A California lawsuit is accusing several fish oil supplement manufacturers of selling fish oils that contain unsafe levels of polychlorinated biphenyl compounds, also known as PCBs. The state’s Proposition 65 requires products that may contain toxic ingredients above safe levels to have warning labels for consumer safety.
Five supplement companies, CVS and Rite Aid drug stores, and Omega Protein, Inc., the world’s largest producer of omega-3 fish oil, are all named in the suit, which the plaintiffs hope will bring light to fish oil contamination problems. They also hope to see more accurate labeling of fish oils that includes specifics about contaminants like PCBs; that way, consumers will be able to make better decisions about which kinds are safe to buy.
The PCB chemical family consists of 209 different chemical compounds, all of which were tested for in the lawsuit by a California lab. That same lab also tested each of the product samples for 12 of the most toxic PCB compounds. It then evaluated each sample in terms of daily exposure to PCBs overall, and daily exposure to PCBs in terms of toxicity.
The brands tested included Nature Made, Twinlab, Now Foods, Solgar and GNC. Each brand included various types of fish oil, including cod liver, shark liver and salmon. Those that tested the lowest for PCBs contained one-70th the amount of those with the highest levels, indicating a significant difference in contamination among various brands, and types, of fish oil.
According to David Roe, the man who filed the lawsuit in San Francisco’s Superior Court, the oils that tested highest exceed California’s daily limit for PCBs by a factor of ten in terms of cancer risk. On the same token, some of the oils tested very low, and are not of particular concern to consumers.
Both Nature Made and Twinlab issued immediate responses to the lawsuit in defense of their respective brands’ safety.
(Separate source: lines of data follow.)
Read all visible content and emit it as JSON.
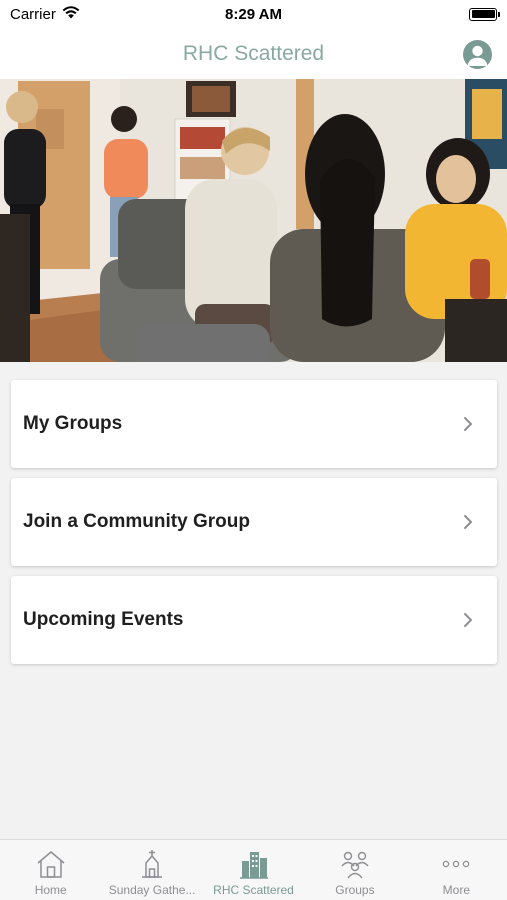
{
  "status_bar": {
    "carrier": "Carrier",
    "time": "8:29 AM"
  },
  "nav": {
    "title": "RHC Scattered",
    "profile_icon": "person-circle-icon"
  },
  "hero": {
    "description_icon": "group-photo"
  },
  "menu": {
    "items": [
      {
        "label": "My Groups"
      },
      {
        "label": "Join a Community Group"
      },
      {
        "label": "Upcoming Events"
      }
    ]
  },
  "tabs": [
    {
      "label": "Home",
      "icon": "house-icon",
      "active": false
    },
    {
      "label": "Sunday Gathe...",
      "icon": "church-icon",
      "active": false
    },
    {
      "label": "RHC Scattered",
      "icon": "buildings-icon",
      "active": true
    },
    {
      "label": "Groups",
      "icon": "people-icon",
      "active": false
    },
    {
      "label": "More",
      "icon": "ellipsis-icon",
      "active": false
    }
  ],
  "colors": {
    "accent": "#7a9a94",
    "title": "#8aa8a2",
    "inactive": "#8e8e93",
    "background": "#f2f2f2"
  }
}
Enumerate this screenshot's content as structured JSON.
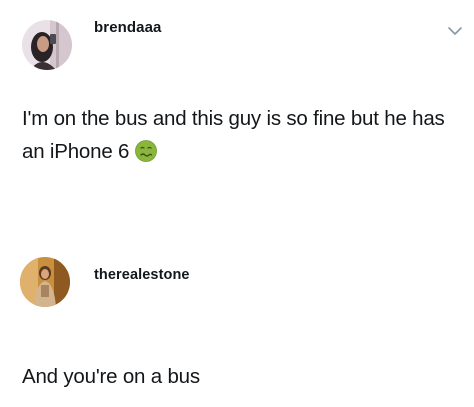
{
  "posts": [
    {
      "username": "brendaaa",
      "text": "I'm on the bus and this guy is so fine but he has an iPhone 6",
      "emoji": "nauseated-face-icon",
      "has_menu": true
    },
    {
      "username": "therealestone",
      "text": "And you're on a bus"
    }
  ],
  "colors": {
    "text": "#14171a",
    "chevron": "#8899a6",
    "emoji_green": "#8ab73b"
  }
}
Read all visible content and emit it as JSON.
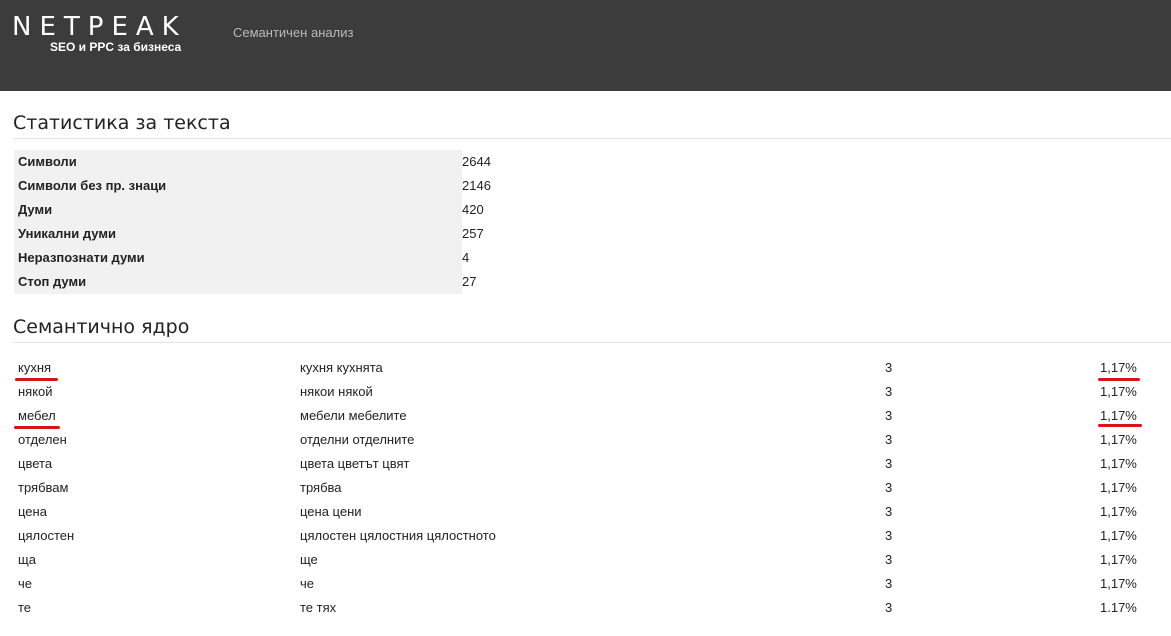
{
  "header": {
    "logo_word": "NETPEAK",
    "logo_tagline": "SEO и PPC за бизнеса",
    "title": "Семантичен анализ",
    "background": "#3c3c3c"
  },
  "stats": {
    "title": "Статистика за текста",
    "rows": [
      {
        "label": "Символи",
        "value": "2644"
      },
      {
        "label": "Символи без пр. знаци",
        "value": "2146"
      },
      {
        "label": "Думи",
        "value": "420"
      },
      {
        "label": "Уникални думи",
        "value": "257"
      },
      {
        "label": "Неразпознати думи",
        "value": "4"
      },
      {
        "label": "Стоп думи",
        "value": "27"
      }
    ]
  },
  "core": {
    "title": "Семантично ядро",
    "rows": [
      {
        "word": "кухня",
        "forms": "кухня кухнята",
        "count": "3",
        "percent": "1,17%"
      },
      {
        "word": "някой",
        "forms": "някои някой",
        "count": "3",
        "percent": "1,17%"
      },
      {
        "word": "мебел",
        "forms": "мебели мебелите",
        "count": "3",
        "percent": "1,17%"
      },
      {
        "word": "отделен",
        "forms": "отделни отделните",
        "count": "3",
        "percent": "1,17%"
      },
      {
        "word": "цвета",
        "forms": "цвета цветът цвят",
        "count": "3",
        "percent": "1,17%"
      },
      {
        "word": "трябвам",
        "forms": "трябва",
        "count": "3",
        "percent": "1,17%"
      },
      {
        "word": "цена",
        "forms": "цена цени",
        "count": "3",
        "percent": "1,17%"
      },
      {
        "word": "цялостен",
        "forms": "цялостен цялостния цялостното",
        "count": "3",
        "percent": "1,17%"
      },
      {
        "word": "ща",
        "forms": "ще",
        "count": "3",
        "percent": "1,17%"
      },
      {
        "word": "че",
        "forms": "че",
        "count": "3",
        "percent": "1,17%"
      },
      {
        "word": "те",
        "forms": "те тях",
        "count": "3",
        "percent": "1.17%"
      }
    ]
  },
  "highlight_color": "#d7141a"
}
Erin Hlasney from the Council for Responsible Nutrition (CRN), a supplement industry trade group, also came to the defense of fish oils in general, explaining that they have been used safely for decades.
But the plaintiffs contend that it is not enough to simply say that a product meets guidelines; consumers have a right to know how a product actually tests for contaminants once it arrives on store shelves. Many brands claim that their fish oils have been purified and treated to reduce or remove contaminants, but few actually explain to what extent these toxins have been removed.